On National Slam the Scam Day and throughout the year, the Social Security Administration gives you the tools to recognize Social Security-related scams and stop scammers from stealing your money and personal information.

Help protect your loved ones and people in your community this Slam the Scam Day by:

  • Educating them about government imposter scams. Let them know they shouldn’t be embarrassed to report if they shared personal information or suffered a financial loss. It is important to report the scam as quickly as possible.
  • Sharing our Scam Alert fact sheet and helping educate others about how to protect themselves.

Report Social Security-related scams to the Social Security Office of the Inspector General (OIG).

Report a Scam

Visit www.ssa.gov/scam for more information and follow SSA OIG on Facebook, Twitter, and LinkedIn to stay up to date on the latest scam tactics. Repost #SlamtheScam information on social media to keep your friends and family safe.


Other Scams include

A new gift card scam may be coming to a church near you

Scammer impersonates a church member to get a church directory.

“Then, the next level of the scam began with individual solicitations by email for help with a “discreet favor.” That fraudulent email had [email protected] (so it looked legitimate at a glance with both my name and the church name like my legitimate email has). The emails had a signature tag with my name, “pastor” or “senior pastor,” and the church name.

If people replied, they were asked for gift cards (4 $500 Visa cards) and to send the info electronically.”


Funeral Home Scam
The perpetrators scour online obituaries and then call loved ones of the recently deceased claiming to be from the funeral home where arrangements have been made. The scammers tell the people they need to pay a deposit to secure their service or cremation.

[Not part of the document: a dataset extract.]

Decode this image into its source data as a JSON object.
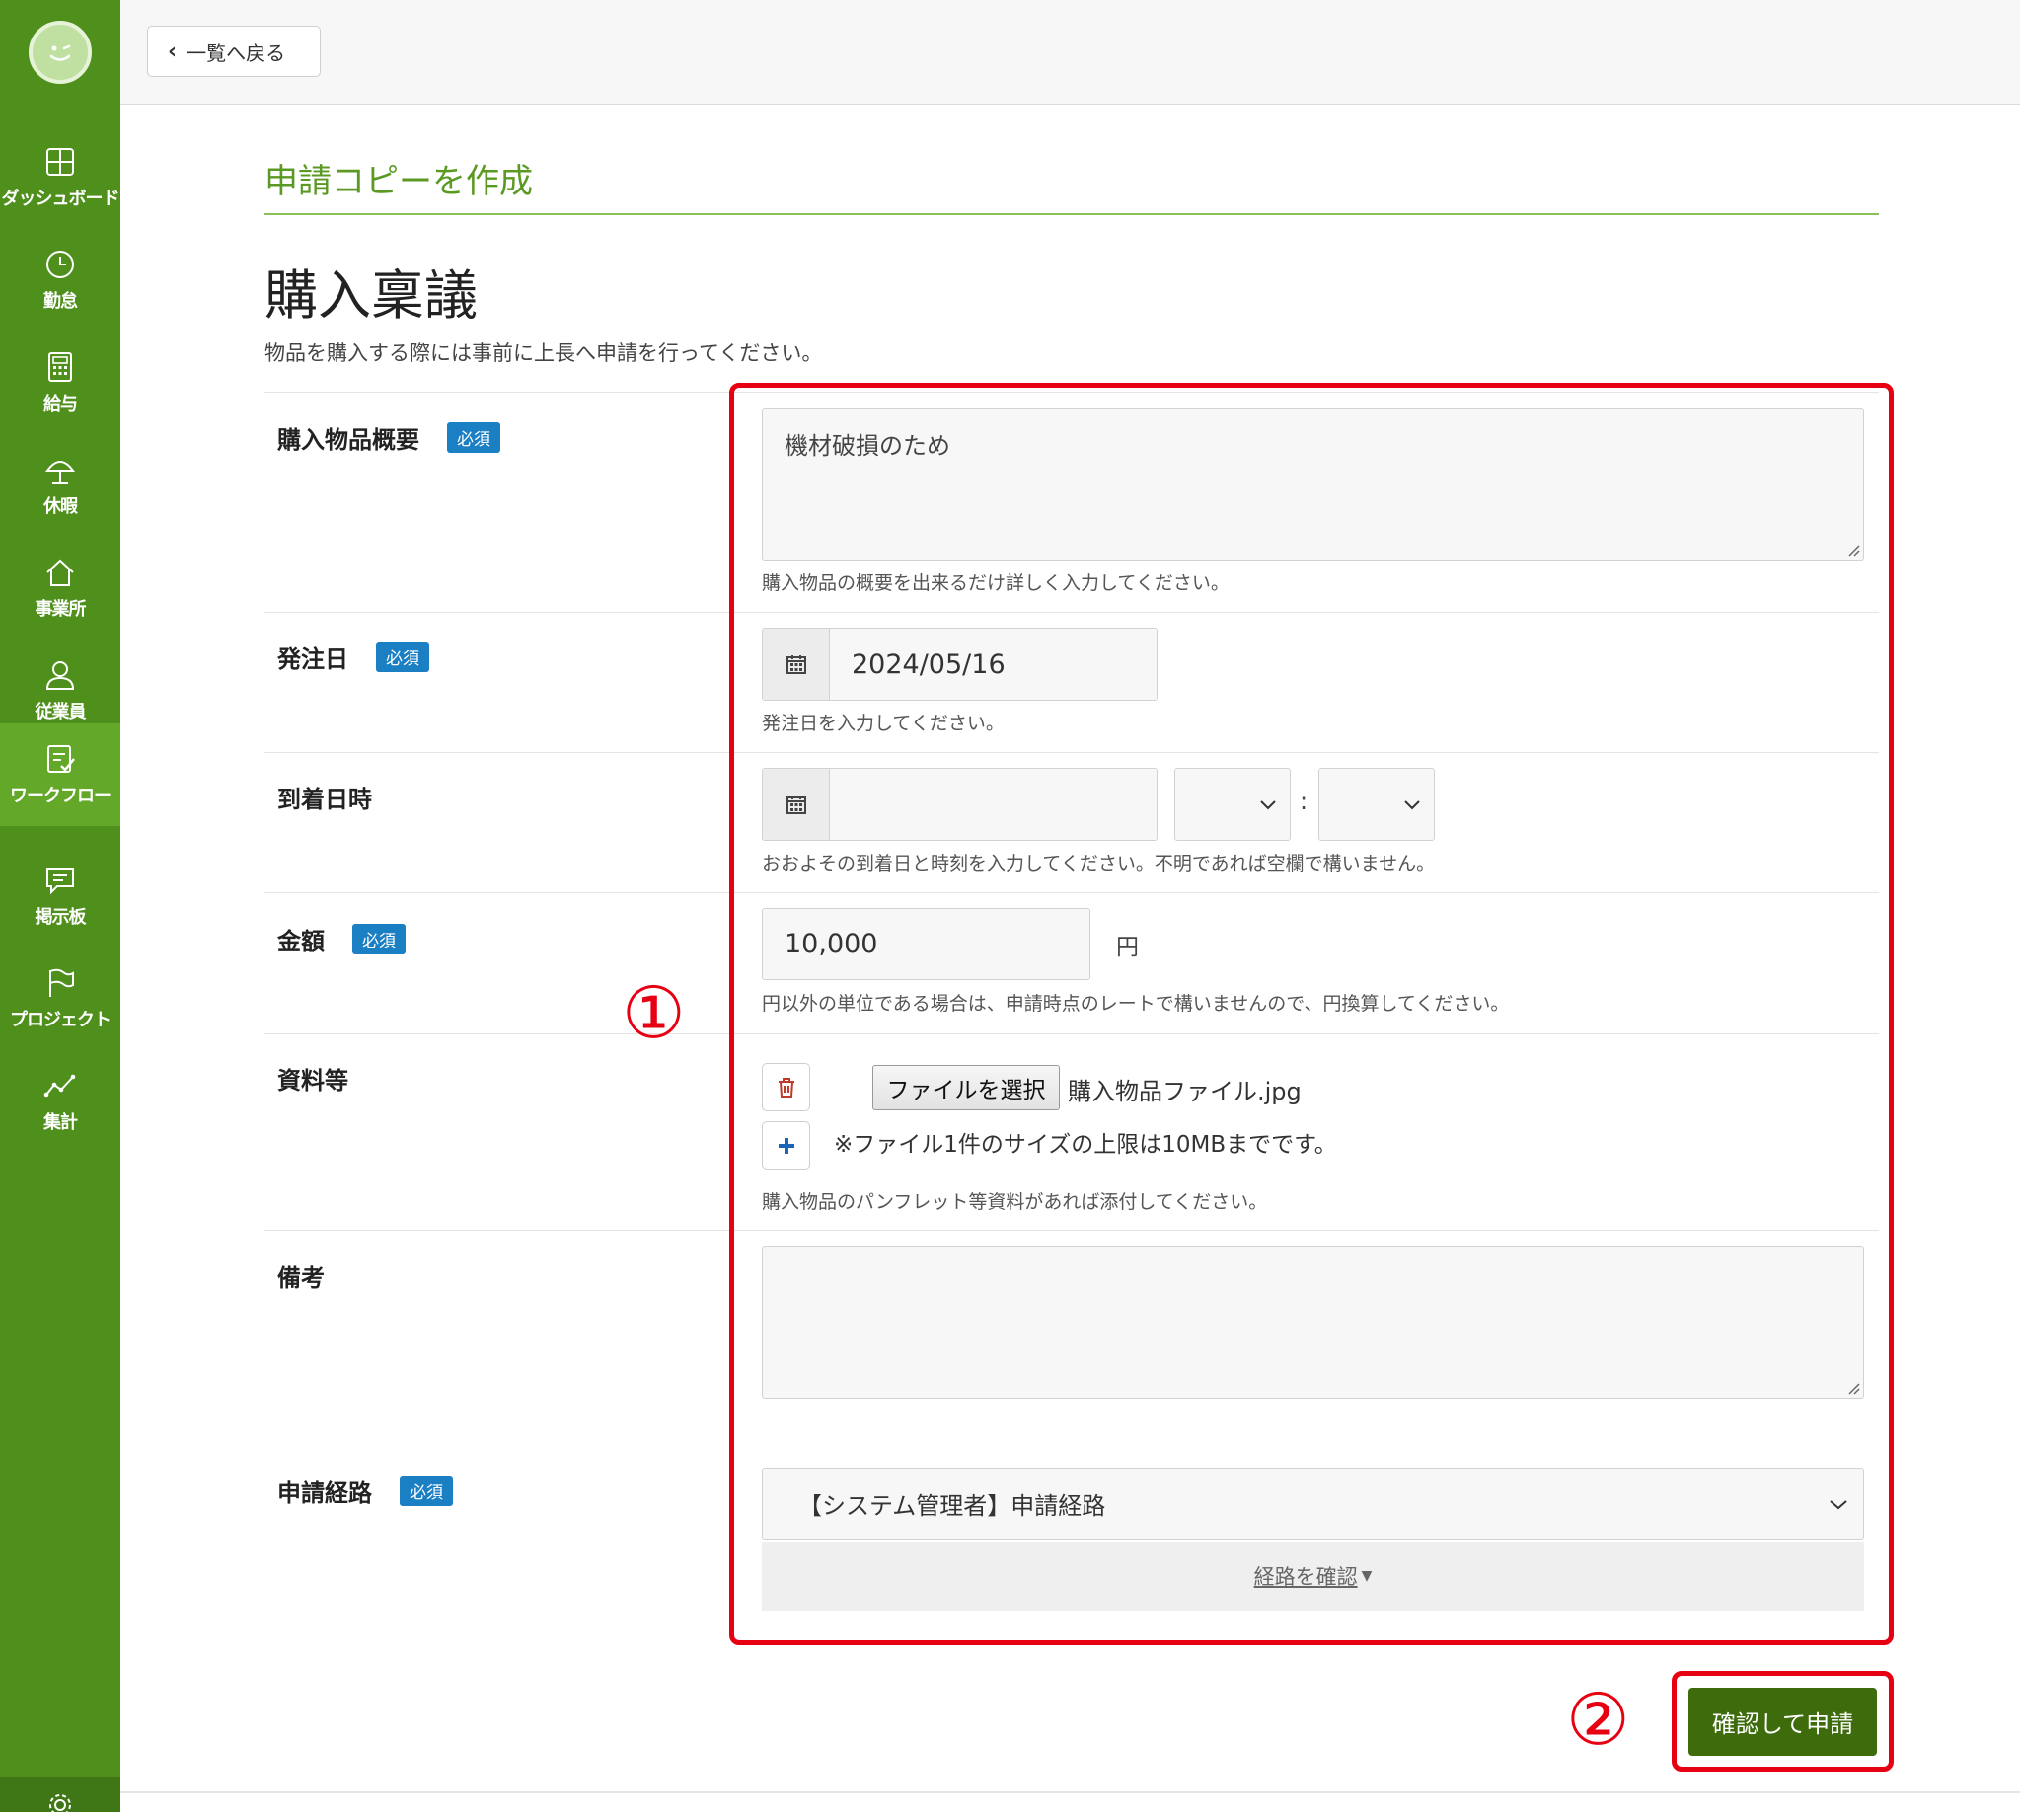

Here’s how to spot and avoid this scam:

Resist the pressure to act immediately. Honest businesses will give you time to make a decision. Anyone who pressures you to pay or give them your personal information is a scammer.

Contact the funeral home directly. Use a phone number that you know is real, not one you got from the scammer’s text, email, or phone call. If you don’t know it, you’ll find it on the General Price List you got from the funeral home.

Know how scammers tell you to pay. Scammers want to get your money immediately, and in a way that makes it hard to track them down and hard for you to get your money back. Never pay someone who insists you pay with a wire transfer, cryptocurrency, or a gift card. And never deposit a check and send money back to someone.

If someone tried to rip you off, report it to the FTC at ReportFraud.ftc.gov.